In those moments when you face challenging behaviors in the classroom, pushing yourself is crucial. But what exactly does push yourself mean? It is more than simply forcing yourself to be logical when your emotions want full control, though that is an important element. Angela Searcy, author of Push Past It! A Positive Approach to Challenging Classroom Behaviors, says that this is where the PUSH PAST It technique comes in. PUSH PAST It is an acronym for a cognitive process that moves your brain from your initial reaction to a higher level of thinking so you can problem solve.
Keep in mind that PUSH PAST It is not a one-and-done activity!

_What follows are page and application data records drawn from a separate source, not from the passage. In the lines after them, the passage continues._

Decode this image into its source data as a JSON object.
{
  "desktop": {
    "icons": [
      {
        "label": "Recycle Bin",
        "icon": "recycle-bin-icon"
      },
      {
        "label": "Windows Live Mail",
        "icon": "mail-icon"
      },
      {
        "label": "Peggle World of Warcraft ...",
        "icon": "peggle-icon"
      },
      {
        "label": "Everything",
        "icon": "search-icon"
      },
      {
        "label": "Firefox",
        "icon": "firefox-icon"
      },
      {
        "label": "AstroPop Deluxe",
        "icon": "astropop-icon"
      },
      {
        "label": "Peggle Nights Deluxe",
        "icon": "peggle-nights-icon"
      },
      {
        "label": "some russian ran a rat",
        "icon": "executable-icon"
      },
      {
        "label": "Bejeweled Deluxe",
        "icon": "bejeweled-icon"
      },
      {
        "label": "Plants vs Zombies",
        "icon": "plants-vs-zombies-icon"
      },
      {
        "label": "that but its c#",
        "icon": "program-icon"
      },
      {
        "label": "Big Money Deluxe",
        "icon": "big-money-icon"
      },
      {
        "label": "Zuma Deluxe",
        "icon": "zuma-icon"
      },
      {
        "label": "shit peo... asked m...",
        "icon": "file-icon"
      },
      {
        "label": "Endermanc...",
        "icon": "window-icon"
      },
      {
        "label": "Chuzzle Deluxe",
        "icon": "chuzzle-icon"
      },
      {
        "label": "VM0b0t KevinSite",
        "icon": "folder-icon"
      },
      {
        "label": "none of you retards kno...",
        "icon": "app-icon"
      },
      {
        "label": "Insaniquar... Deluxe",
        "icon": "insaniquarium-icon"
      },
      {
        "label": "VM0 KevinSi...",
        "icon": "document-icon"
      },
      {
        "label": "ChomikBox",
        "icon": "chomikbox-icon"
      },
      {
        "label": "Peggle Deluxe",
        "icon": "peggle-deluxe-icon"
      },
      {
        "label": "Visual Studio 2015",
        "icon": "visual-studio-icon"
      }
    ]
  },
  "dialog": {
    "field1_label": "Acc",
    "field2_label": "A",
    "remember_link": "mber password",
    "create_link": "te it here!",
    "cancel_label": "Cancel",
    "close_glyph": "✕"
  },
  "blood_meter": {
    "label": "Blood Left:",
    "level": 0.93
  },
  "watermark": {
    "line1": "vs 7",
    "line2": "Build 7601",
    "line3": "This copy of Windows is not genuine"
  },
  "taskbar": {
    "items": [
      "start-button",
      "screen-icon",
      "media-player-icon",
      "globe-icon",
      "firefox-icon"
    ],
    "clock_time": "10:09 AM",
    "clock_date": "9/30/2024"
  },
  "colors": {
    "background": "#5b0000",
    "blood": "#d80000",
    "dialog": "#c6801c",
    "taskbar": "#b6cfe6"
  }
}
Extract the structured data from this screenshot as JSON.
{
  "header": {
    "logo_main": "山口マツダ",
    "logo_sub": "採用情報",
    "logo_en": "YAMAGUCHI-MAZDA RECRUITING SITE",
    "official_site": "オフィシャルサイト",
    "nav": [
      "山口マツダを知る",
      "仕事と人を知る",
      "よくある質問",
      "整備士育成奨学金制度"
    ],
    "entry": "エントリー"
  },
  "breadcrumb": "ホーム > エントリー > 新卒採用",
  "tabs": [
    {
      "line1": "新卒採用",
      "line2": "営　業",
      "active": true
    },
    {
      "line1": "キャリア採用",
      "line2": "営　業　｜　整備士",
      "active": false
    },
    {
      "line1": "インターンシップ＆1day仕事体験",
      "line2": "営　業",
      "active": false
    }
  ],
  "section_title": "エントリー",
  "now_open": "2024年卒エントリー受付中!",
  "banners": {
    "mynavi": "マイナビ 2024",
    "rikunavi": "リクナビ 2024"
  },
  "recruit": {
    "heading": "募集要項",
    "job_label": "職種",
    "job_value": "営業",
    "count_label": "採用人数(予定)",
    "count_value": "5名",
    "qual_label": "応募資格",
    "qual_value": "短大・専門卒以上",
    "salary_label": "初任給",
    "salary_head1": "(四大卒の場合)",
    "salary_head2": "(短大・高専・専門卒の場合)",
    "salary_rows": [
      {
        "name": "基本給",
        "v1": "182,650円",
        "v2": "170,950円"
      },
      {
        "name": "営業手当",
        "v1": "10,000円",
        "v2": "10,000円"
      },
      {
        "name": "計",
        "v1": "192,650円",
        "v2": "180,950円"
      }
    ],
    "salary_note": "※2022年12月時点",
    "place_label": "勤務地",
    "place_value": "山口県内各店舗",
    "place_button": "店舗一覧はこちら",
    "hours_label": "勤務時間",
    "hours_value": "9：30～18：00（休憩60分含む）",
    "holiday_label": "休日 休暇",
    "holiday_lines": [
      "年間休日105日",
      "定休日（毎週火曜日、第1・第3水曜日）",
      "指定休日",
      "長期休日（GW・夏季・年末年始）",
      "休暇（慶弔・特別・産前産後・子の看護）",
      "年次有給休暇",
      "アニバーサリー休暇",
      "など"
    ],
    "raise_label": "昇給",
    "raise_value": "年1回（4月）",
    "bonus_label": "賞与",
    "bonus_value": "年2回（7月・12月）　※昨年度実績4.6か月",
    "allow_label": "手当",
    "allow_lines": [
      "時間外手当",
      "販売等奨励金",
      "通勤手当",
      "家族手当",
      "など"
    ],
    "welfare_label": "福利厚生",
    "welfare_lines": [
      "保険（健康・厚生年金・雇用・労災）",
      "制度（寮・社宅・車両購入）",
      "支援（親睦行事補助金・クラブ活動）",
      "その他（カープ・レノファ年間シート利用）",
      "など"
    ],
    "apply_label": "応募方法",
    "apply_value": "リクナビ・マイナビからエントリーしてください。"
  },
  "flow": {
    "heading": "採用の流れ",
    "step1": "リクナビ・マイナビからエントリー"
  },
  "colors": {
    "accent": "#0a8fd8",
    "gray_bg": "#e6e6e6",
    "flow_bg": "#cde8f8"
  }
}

It is a method that you must practice and repeat until it becomes an integrated thought process that you can quickly engage when you encounter challenging behaviors.
1. Think of a child, family member, or coworker with challenging behaviors. Using the PUSH PAST IT Handout at the bottom of this page, write down your negative feelings about that person or those people at the bottom of the handout.
2. Go through the process of PUSH PAST It by writing down your applicable thoughts for each letter on the handout
- Pick out positives: Write at least one positive thing about the child, family member, or coworker.
- Understand everyone’s perspective: Describe the situation from the perspective of the child, family member, or coworker. Be honest with yourself about how the other party probably feels.
- Seek neutral support: List the people you have talked to about this situation. Consider whether they are truly neutral or whether they simply echo your own thoughts. If they are not neutral, list some other people who might be more helpful to talk to.
- Home in on everyone’s intentions: Based on what you wrote down for U, write what you think the child, family member, or coworker is trying to accomplish with the challenging behavior. Is the child really out to ruin your day, or is he desperately trying to express a need? Is the family member genuinely trying to harm the child, or do you actually agree with the family member’s intentions but not his actions? Is your coworker intentionally being difficult, or is he having a hard time in his personal life? Have you asked any of these people lately how they are doing?
- Pay attention to your own behavior: List your physical and emotional reactions to the challenging behavior.
- Ask questions: Educators should always respond to challenging behavior with curiosity. Brainstorm questions that could help you find the reason or reasons behind the challenging behavior. Is the child getting nutritious food, adequate sleep, and proper hygiene? Could a family member be upset at a situation rather than at you or be uncooperative because of a bad previous experience with school? Is he taking out unrelated frustrations on you or dealing with difficult life events? Is your coworker stressed out?
- Step back: Pause. Take time to really look at this situation and think deeply about it. Write down any insights that come to you.
- Take care of yourself: List all the ways that you are taking care of your own mental health.
3. Now look again at the thoughts you wrote at the bottom of the page. Apply logic to those negative statements and rephrase them into positive thoughts, ideas, or questions that can help you work with the child, family member, or coworker. Write the new versions at the top of the page. Here’s an example of how a filled-out handout might look:
- Negative feelings: “Jorge is driving me crazy! Every day, I have to deal with him grabbing toys from other children. His parents never answer the phone or return my calls. They’re just too lazy to teach him to say please and thank you and use other basic manners.”
- Pick out positives: “Jorge has a nice smile. His parents bring him to school, so they must value education.”
- Understand everyone’s perspective: “Jorge is likely feeling confused or scared because he’s new to our school. His family just moved and both parents have new jobs, so they’re probably overwhelmed.”
- Seek neutral support: “My coteacher listens and gives me encouragement, but Jorge is driving him crazy too. Maybe I should talk to my director for some neutral ideas.”
- Home in on everyone’s intentions: “Is Jorge just being selfish when he grabs toys from others, or is he trying to communicate something that he can’t yet verbalize? Do his parents really not care whether he has good manners, or do we just not agree on what good manners are or when children should learn them?”
- Pay attention to your own behavior: “When Jorge grabs toys from other children, my heart beats fast, and I feel anxious.”
- Ask questions: “What could be going on in Jorge’s life and in his parents’ lives to make them act this way? Is Jorge upset because he had to leave a familiar school? Are his parents ignoring my calls because they feel too busy to deal with one more situation?”
- Step back: “Now that I think about it, Jorge’s sleep schedule might be out of whack because he’s not used to his new bedroom yet.”
- Take care of yourself: “As much as I can, I do my lesson planning at school so I don’t have to think about it at home. I go for a walk every day after dinner. I make plans with friends each weekend so I have something to look forward to.”
When you rephrase your original negative thoughts in the balloons at the top of the handout, they might look something like this:
- “Jorge is driving me crazy!”
> “This is a tough situation, but I want what’s best for Jorge.”
- “Every day, I have to deal with him grabbing toys from other children.”
>“He’s only three. He doesn’t know how to share yet.”
- “His parents never answer the phone or return my calls.”
>“I’ll keep trying and figure out how to effectively communicate with this family.”
- “They’re just too lazy to teach him to say please and thank you and use other basic manners.”
>“I wonder what this family’s home life is like.”